(Stored data entries)
++++++++

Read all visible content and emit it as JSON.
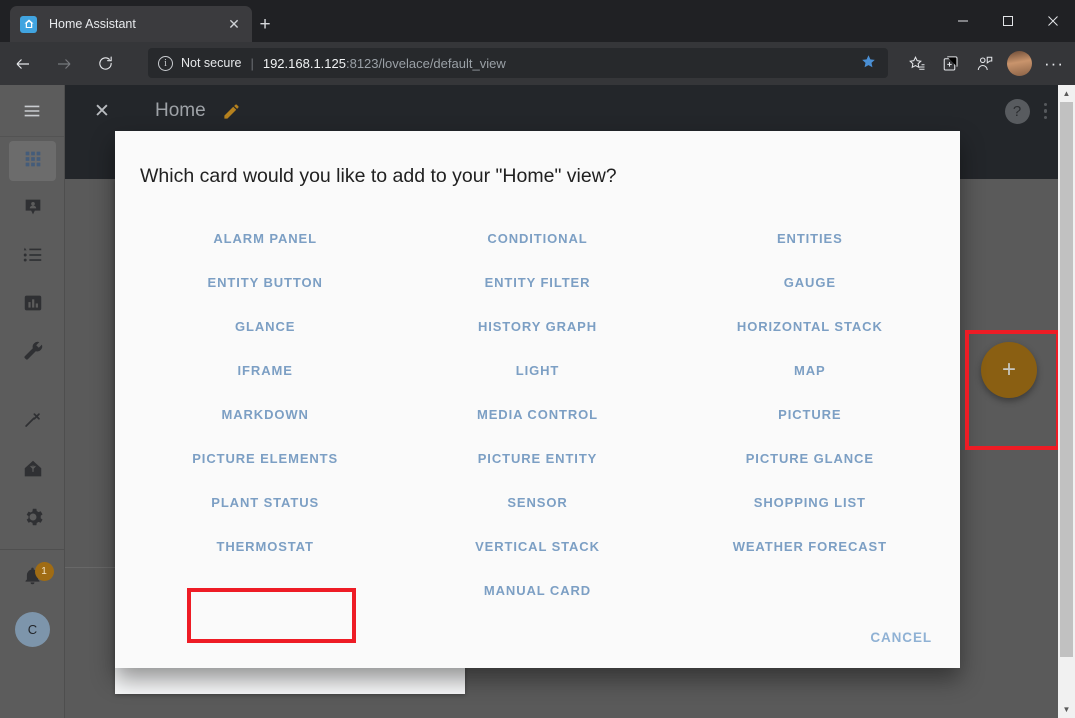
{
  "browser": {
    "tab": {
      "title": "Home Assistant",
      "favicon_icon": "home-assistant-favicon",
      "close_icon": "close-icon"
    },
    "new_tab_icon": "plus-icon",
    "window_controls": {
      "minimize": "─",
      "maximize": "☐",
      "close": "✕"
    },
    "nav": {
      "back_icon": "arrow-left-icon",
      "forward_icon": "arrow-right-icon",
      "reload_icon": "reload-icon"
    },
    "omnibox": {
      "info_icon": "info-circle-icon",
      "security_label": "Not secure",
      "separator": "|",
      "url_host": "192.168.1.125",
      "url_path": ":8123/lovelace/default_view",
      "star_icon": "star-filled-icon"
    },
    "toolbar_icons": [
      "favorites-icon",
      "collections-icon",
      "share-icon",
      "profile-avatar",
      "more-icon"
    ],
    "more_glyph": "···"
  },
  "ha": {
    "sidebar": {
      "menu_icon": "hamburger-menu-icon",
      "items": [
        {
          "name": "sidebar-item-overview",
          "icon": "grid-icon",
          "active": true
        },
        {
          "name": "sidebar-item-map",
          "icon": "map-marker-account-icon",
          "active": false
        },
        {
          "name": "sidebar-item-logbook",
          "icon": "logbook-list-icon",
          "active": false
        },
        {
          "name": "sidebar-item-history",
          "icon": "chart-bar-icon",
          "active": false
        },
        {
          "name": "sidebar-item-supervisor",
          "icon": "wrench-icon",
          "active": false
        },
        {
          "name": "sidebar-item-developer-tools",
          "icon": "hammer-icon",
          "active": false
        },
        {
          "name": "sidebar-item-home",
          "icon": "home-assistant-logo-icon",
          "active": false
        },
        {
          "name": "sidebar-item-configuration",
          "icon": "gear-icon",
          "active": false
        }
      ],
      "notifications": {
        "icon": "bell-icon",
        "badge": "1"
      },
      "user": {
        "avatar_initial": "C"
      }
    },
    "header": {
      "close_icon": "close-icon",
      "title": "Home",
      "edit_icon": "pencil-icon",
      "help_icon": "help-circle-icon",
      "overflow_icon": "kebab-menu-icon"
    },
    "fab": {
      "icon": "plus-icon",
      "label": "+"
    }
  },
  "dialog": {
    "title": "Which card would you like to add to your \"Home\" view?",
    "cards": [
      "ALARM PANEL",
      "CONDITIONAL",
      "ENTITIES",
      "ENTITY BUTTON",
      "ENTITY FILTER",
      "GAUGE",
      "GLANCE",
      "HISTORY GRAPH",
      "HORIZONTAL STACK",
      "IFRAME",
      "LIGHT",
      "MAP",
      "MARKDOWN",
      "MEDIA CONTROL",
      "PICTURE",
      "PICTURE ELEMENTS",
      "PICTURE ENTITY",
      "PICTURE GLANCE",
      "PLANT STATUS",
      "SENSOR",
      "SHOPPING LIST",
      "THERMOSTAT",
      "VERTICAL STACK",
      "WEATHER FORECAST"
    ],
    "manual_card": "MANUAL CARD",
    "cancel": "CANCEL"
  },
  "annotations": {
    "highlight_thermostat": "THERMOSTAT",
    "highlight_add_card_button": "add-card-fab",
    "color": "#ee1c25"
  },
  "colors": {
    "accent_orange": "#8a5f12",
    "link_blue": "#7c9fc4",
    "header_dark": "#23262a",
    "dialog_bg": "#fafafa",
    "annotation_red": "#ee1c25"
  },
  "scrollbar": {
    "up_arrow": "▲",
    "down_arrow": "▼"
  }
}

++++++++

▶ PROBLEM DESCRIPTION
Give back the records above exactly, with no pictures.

▶ ANSWER SECTION
Read all visible content and emit it as JSON.
{
  "browser": {
    "tab": {
      "title": "Home Assistant",
      "favicon_icon": "home-assistant-favicon",
      "close_icon": "close-icon"
    },
    "new_tab_icon": "plus-icon",
    "window_controls": {
      "minimize": "─",
      "maximize": "☐",
      "close": "✕"
    },
    "nav": {
      "back_icon": "arrow-left-icon",
      "forward_icon": "arrow-right-icon",
      "reload_icon": "reload-icon"
    },
    "omnibox": {
      "info_icon": "info-circle-icon",
      "security_label": "Not secure",
      "separator": "|",
      "url_host": "192.168.1.125",
      "url_path": ":8123/lovelace/default_view",
      "star_icon": "star-filled-icon"
    },
    "toolbar_icons": [
      "favorites-icon",
      "collections-icon",
      "share-icon",
      "profile-avatar",
      "more-icon"
    ],
    "more_glyph": "···"
  },
  "ha": {
    "sidebar": {
      "menu_icon": "hamburger-menu-icon",
      "items": [
        {
          "name": "sidebar-item-overview",
          "icon": "grid-icon",
          "active": true
        },
        {
          "name": "sidebar-item-map",
          "icon": "map-marker-account-icon",
          "active": false
        },
        {
          "name": "sidebar-item-logbook",
          "icon": "logbook-list-icon",
          "active": false
        },
        {
          "name": "sidebar-item-history",
          "icon": "chart-bar-icon",
          "active": false
        },
        {
          "name": "sidebar-item-supervisor",
          "icon": "wrench-icon",
          "active": false
        },
        {
          "name": "sidebar-item-developer-tools",
          "icon": "hammer-icon",
          "active": false
        },
        {
          "name": "sidebar-item-home",
          "icon": "home-assistant-logo-icon",
          "active": false
        },
        {
          "name": "sidebar-item-configuration",
          "icon": "gear-icon",
          "active": false
        }
      ],
      "notifications": {
        "icon": "bell-icon",
        "badge": "1"
      },
      "user": {
        "avatar_initial": "C"
      }
    },
    "header": {
      "close_icon": "close-icon",
      "title": "Home",
      "edit_icon": "pencil-icon",
      "help_icon": "help-circle-icon",
      "overflow_icon": "kebab-menu-icon"
    },
    "fab": {
      "icon": "plus-icon",
      "label": "+"
    }
  },
  "dialog": {
    "title": "Which card would you like to add to your \"Home\" view?",
    "cards": [
      "ALARM PANEL",
      "CONDITIONAL",
      "ENTITIES",
      "ENTITY BUTTON",
      "ENTITY FILTER",
      "GAUGE",
      "GLANCE",
      "HISTORY GRAPH",
      "HORIZONTAL STACK",
      "IFRAME",
      "LIGHT",
      "MAP",
      "MARKDOWN",
      "MEDIA CONTROL",
      "PICTURE",
      "PICTURE ELEMENTS",
      "PICTURE ENTITY",
      "PICTURE GLANCE",
      "PLANT STATUS",
      "SENSOR",
      "SHOPPING LIST",
      "THERMOSTAT",
      "VERTICAL STACK",
      "WEATHER FORECAST"
    ],
    "manual_card": "MANUAL CARD",
    "cancel": "CANCEL"
  },
  "annotations": {
    "highlight_thermostat": "THERMOSTAT",
    "highlight_add_card_button": "add-card-fab",
    "color": "#ee1c25"
  },
  "colors": {
    "accent_orange": "#8a5f12",
    "link_blue": "#7c9fc4",
    "header_dark": "#23262a",
    "dialog_bg": "#fafafa",
    "annotation_red": "#ee1c25"
  },
  "scrollbar": {
    "up_arrow": "▲",
    "down_arrow": "▼"
  }
}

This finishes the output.